Many people have experienced the swelling of the tonsils, which occurs when infection has taken hold. Not everyone, however, is aware of exactly what the tonsils are. The tonsils are located at the back of the throat and are made up of soft tissue and filled with pits, or crypts. The tonsils can be different sizes in different people. They are part of the lymphatic system and help fight infection for people. This is part of the reason they swell when infection occurs.
Is It Normal to Have One Tonsil Bigger Than the Other?
Provided the tonsils have always been different sizes, this could be the normal for you. Some people have one foot slightly bigger than the other, which is a similar case.
But, if you are noticing signs such as redness, it could indicate an infection. If only one of your tonsils is infected, then it would make sense that one is larger than the other.
The final possibility is cancer, if there is a lump on the tonsil that stays for a significant length of time, if there is soreness in the area or you have trouble chewing or swallowing due to having one tonsil bigger than the other.
Conditions that Can Cause One Tonsil to Be Bigger than the Other
The two tonsils are located in the back of the throat as a defense mechanism against potential infections or illness. They work to prevent that infection from spreading further into the body. With this in mind, the tonsils can become infected as they fight the illness.

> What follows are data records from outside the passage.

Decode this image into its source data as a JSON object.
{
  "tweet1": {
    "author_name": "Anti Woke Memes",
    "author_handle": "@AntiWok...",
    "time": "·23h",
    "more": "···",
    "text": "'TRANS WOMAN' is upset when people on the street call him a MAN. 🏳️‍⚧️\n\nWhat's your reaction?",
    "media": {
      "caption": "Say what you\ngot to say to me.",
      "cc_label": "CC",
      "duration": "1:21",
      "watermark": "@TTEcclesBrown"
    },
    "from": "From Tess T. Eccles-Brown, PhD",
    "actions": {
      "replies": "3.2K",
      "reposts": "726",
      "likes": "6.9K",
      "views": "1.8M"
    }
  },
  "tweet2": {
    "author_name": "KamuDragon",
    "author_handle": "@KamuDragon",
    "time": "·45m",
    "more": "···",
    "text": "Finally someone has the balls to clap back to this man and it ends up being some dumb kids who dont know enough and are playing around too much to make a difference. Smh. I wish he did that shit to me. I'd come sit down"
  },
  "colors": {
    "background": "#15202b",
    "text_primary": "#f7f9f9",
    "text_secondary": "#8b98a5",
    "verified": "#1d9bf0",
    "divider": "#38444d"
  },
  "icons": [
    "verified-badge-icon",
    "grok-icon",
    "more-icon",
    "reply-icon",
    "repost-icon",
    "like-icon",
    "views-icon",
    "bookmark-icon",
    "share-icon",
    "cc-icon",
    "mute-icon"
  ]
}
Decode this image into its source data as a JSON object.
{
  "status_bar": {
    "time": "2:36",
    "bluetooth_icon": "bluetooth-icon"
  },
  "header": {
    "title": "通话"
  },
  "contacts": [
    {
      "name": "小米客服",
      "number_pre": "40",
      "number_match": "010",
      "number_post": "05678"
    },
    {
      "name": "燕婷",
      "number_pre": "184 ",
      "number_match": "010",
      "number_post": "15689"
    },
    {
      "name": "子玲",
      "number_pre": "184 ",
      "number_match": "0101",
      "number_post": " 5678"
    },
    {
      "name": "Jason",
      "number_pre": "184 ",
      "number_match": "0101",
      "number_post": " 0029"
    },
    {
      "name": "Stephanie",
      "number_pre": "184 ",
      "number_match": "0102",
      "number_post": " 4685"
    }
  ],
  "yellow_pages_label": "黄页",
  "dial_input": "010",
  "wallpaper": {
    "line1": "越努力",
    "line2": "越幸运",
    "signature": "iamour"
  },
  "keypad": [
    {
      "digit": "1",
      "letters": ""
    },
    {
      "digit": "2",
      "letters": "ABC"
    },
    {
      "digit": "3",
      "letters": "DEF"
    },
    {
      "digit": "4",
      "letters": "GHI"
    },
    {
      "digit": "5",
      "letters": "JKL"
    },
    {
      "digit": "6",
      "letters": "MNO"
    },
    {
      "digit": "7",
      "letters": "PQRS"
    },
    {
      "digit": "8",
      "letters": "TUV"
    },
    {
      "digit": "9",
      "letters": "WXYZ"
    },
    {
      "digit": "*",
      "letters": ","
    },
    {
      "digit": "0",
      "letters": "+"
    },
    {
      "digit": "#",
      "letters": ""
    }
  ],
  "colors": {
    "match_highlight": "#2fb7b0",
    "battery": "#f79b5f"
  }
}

This is a condition known as tonsillitis.
The following are possible symptoms. You do not have to have them all at once to be suffering from tonsillitis. Those symptoms include:
- Bad breath

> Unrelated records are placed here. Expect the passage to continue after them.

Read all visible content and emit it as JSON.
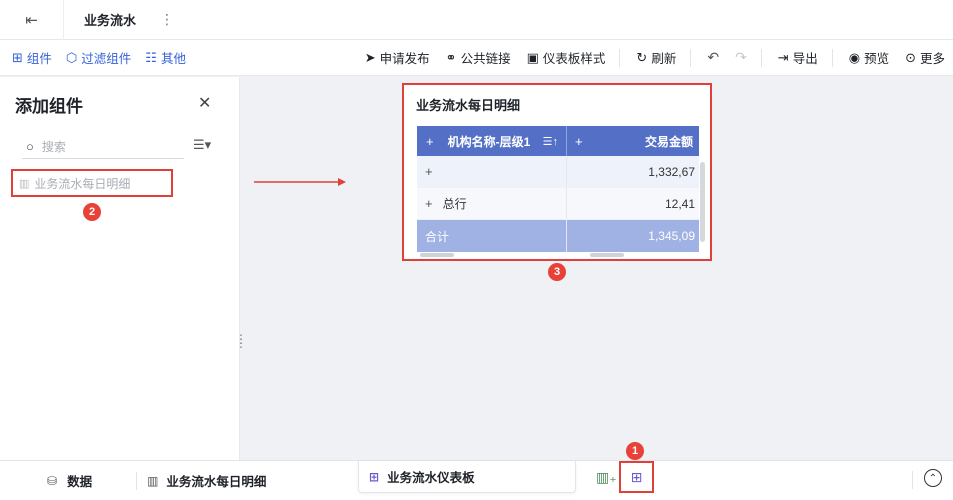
{
  "titlebar": {
    "back_icon": "exit-icon",
    "title": "业务流水",
    "menu_glyph": "⋮"
  },
  "toolbar": {
    "left": [
      {
        "label": "组件",
        "icon": "component-icon"
      },
      {
        "label": "过滤组件",
        "icon": "filter-component-icon"
      },
      {
        "label": "其他",
        "icon": "other-icon"
      }
    ],
    "right": {
      "publish": "申请发布",
      "public_link": "公共链接",
      "dashboard_style": "仪表板样式",
      "refresh": "刷新",
      "export": "导出",
      "preview": "预览",
      "more": "更多"
    },
    "accent_color": "#3461d8"
  },
  "panel": {
    "title": "添加组件",
    "search_placeholder": "搜索",
    "component_item": "业务流水每日明细",
    "badge": "2"
  },
  "widget": {
    "title": "业务流水每日明细",
    "badge": "3",
    "columns": [
      "机构名称-层级1",
      "交易金额"
    ],
    "rows": [
      {
        "name": "",
        "amount": "1,332,67"
      },
      {
        "name": "总行",
        "amount": "12,41"
      }
    ],
    "total": {
      "label": "合计",
      "amount": "1,345,09"
    },
    "header_color": "#5470c6"
  },
  "bottombar": {
    "data_label": "数据",
    "tab_detail": "业务流水每日明细",
    "tab_dashboard": "业务流水仪表板",
    "badge": "1"
  },
  "highlight_color": "#e0403a"
}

- Ear aches
- Stomach aches
- Tenderness in the area of the jaw and neck
- Red and/or swollen tonsils
- Difficulty swallowing
- A sore throat, chills, headaches or a stiff neck
When it comes to tonsillitis, it depends on the severity what treatments are available.
- If it is caused by a virus, it is another illness like a cold that simply must be endured.
- Meanwhile, tonsillitis caused by bacteria may need to be treated with antibiotics.
- When people suffer from tonsillitis on numerous occasions, it may be recommended that they have a tonsillectomy, which is a removal of the tonsils. If complications are caused by cases of tonsillitis, the tonsillectomy is also a necessary treatment.
2. Tonsil Stones
There are various small gaps and nooks on the tonsils. These can become filled with bacteria and various other materials, like dead cells. If this occurs, the materials can solidify into a white formation and calcifies. These are called tonsil stones. This happens most often when people suffer from repeated episodes of tonsillitis.
- Sore throat (particularly in a specific area)
- Swelling of one or both of the tonsils due to the infection or stone
- Difficulty swallowing
- White debris visible on the tonsils (this is not always true)
- Bad breath
- For tonsil stones that do not cause pain or other issues, there is no treatment necessary.
- Meanwhile, when the stones do cause discomfort, some people opt for dislodging the stones themselves. This is usually done with the help of swabs or toothpicks.
- Gargling with warm salt water helps ease the pain of a sore throat associated with tonsil stones, and there are antibiotics that may be helpful.
- For large tonsil stones, it may be necessary to visit a surgeon to have them removed.
3. Tonsil Cancer
If the cells on the outside of the tonsils begin to grow abnormally and at increased rates, it could be tonsil cancer. This can start in the cells that line the surface of the mouth and spread. They can also form a mass of cells or spread into the tonsils or to other areas of the body.
When it comes to having one tonsil bigger than the other, cancer is obviously the diagnosis you want to avoid. If any of these symptoms are present, it is a good idea to consult a doctor to determine exactly what you are dealing with.Those symptoms are:
- Ear pain
- Bleeding in the mouth
- A lump in the neck
- Difficulty when you attempt to open your mouth
- A sore throat on one side that remains even after treatment
- A sore or lump on the tonsil that does not go away
Stages of the Cancer
When it comes to cancer, the stages are based on the advancement of the cells.
- In Stage I, the cancer is small, typically not larger than a peanut. It has not yet metastasized.
- For Stage II, the cancer has not yet metastasized. It can be between the size of a peanut and a walnut.
- In Stage III, the cancer is larger than a walnut and may have spread to a lymph node or a gland. This is usually on the same side of the neck as the cancer.
- Stage IV cancer may be heavily spread through the lymph glands. It may also have spread to numerous other areas within the body, typically those near the tonsils.
When it begins with one tonsil bigger than the other and ends in a diagnosis of tonsil cancer, there are treatments available to help you fight the cancer.
- For stage I and stage II, radiation may be effective in getting rid of the cancer.
- For stage III and stage IV, surgery or a combination of radiation, drugs and surgery may be necessary to fight the cancer.